== Task statement ==
Output all of the listing, leaving every line exactly as written.

== Information shown ==
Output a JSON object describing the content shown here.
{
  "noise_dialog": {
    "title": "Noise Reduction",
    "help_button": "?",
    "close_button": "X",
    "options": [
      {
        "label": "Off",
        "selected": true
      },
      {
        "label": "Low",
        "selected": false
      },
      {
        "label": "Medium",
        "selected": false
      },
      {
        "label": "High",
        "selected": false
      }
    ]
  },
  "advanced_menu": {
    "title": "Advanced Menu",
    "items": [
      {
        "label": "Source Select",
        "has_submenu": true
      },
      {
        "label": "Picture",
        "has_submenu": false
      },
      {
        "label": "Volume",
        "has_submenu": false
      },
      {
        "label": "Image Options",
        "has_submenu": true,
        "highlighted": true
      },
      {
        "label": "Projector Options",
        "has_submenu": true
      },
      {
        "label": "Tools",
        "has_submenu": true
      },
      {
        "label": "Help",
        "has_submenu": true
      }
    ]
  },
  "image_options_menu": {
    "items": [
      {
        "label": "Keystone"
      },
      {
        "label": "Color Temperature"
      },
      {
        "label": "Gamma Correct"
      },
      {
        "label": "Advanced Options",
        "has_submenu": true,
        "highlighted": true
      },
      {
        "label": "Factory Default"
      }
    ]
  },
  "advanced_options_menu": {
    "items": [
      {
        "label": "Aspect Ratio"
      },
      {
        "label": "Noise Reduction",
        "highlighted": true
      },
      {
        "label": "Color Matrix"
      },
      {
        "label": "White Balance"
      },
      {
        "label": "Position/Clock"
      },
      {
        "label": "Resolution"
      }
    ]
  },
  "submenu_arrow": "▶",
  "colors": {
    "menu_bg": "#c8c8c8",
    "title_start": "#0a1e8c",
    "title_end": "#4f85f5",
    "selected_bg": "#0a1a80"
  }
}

== Result ==
Output a JSON object describing the content shown here.
{
  "noise_dialog": {
    "title": "Noise Reduction",
    "help_button": "?",
    "close_button": "X",
    "options": [
      {
        "label": "Off",
        "selected": true
      },
      {
        "label": "Low",
        "selected": false
      },
      {
        "label": "Medium",
        "selected": false
      },
      {
        "label": "High",
        "selected": false
      }
    ]
  },
  "advanced_menu": {
    "title": "Advanced Menu",
    "items": [
      {
        "label": "Source Select",
        "has_submenu": true
      },
      {
        "label": "Picture",
        "has_submenu": false
      },
      {
        "label": "Volume",
        "has_submenu": false
      },
      {
        "label": "Image Options",
        "has_submenu": true,
        "highlighted": true
      },
      {
        "label": "Projector Options",
        "has_submenu": true
      },
      {
        "label": "Tools",
        "has_submenu": true
      },
      {
        "label": "Help",
        "has_submenu": true
      }
    ]
  },
  "image_options_menu": {
    "items": [
      {
        "label": "Keystone"
      },
      {
        "label": "Color Temperature"
      },
      {
        "label": "Gamma Correct"
      },
      {
        "label": "Advanced Options",
        "has_submenu": true,
        "highlighted": true
      },
      {
        "label": "Factory Default"
      }
    ]
  },
  "advanced_options_menu": {
    "items": [
      {
        "label": "Aspect Ratio"
      },
      {
        "label": "Noise Reduction",
        "highlighted": true
      },
      {
        "label": "Color Matrix"
      },
      {
        "label": "White Balance"
      },
      {
        "label": "Position/Clock"
      },
      {
        "label": "Resolution"
      }
    ]
  },
  "submenu_arrow": "▶",
  "colors": {
    "menu_bg": "#c8c8c8",
    "title_start": "#0a1e8c",
    "title_end": "#4f85f5",
    "selected_bg": "#0a1a80"
  }
}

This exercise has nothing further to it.